Cows saving the planet? Why not? An idea that sounds preposterous begins to make sense when you take a soil’s-eye view of our current ecological predicament.
In Cows Save the Planet, journalist Judith D. Schwartz looks at soil as a crucible for our many overlapping environmental, economic, and social crises. Schwartz reveals that for many of these problems—climate change, desertification, biodiversity loss, droughts, floods, wildfires, rural poverty, malnutrition, and obesity—our ability to turn these crises into opportunities depends on how we treat the soil. Where do cows fit in?
Cattle, like all grazing creatures, can, if appropriately managed, restore land and help build soil. Rebuilding soil is only one aspect of this important, paradigm-shifting book. Drawing on the work of thinkers and doers, renegade scientists and institutional whistleblowers from around the world, Schwartz challenges much of the conventional thinking about global warming and other problems. For example, land can suffer from undergrazing as well as overgrazing, since certain landscapes, such as grasslands, require the disturbance from livestock to thrive. Regarding climate, when we focus on carbon dioxide, we neglect the central role of water in soil—“green water”—in temperature regulation. And much of the carbon dioxide that burdens the atmosphere is not the result of fuel emissions, but from agriculture; returning carbon to the soil not only reduces carbon dioxide levels but also enhances soil fertility.
Cows Save the Planet is at once a primer on soil’s pivotal role in our ecology and economy and an antidote to those awash in despairing environmental news. It is also an important call to action on behalf of the soil—and, by extension, those of us who benefit from it.

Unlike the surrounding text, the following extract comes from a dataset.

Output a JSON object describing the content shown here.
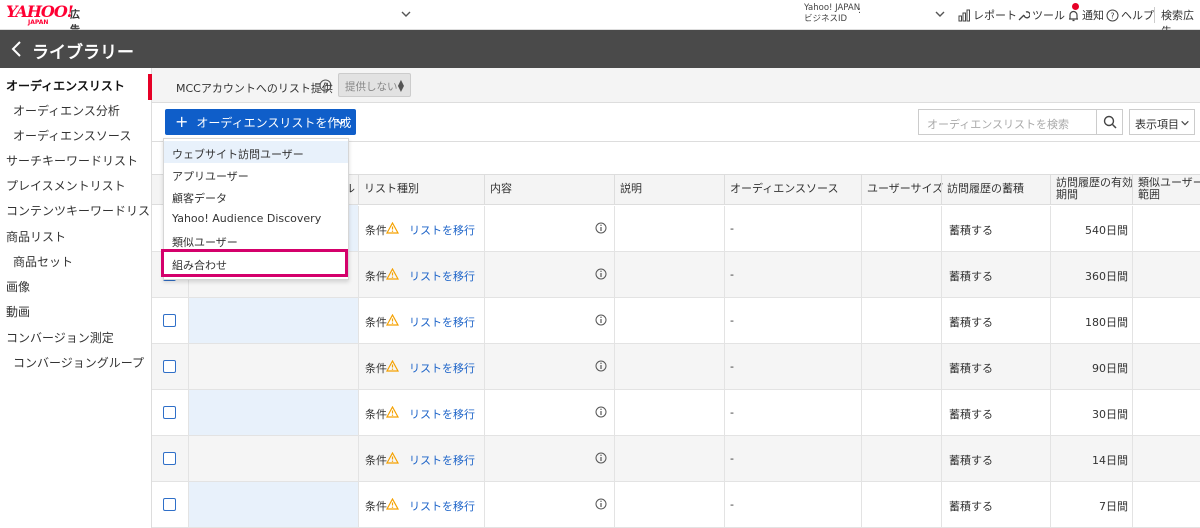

Judith D. Schwartz is a longtime freelance writer whose work has appeared in venues from Glamour and Redbook to The Christian Science Monitor and The New York Times. She is the author of several books, including Tell Me No Lies: How to Face the Truth and Build a Loving Marriage (coauthored) and The Therapist’s New Clothes. She has an MA in counseling psychology and an MS from the Columbia Graduate School of Journalism. She lives with her family in Southern Vermont.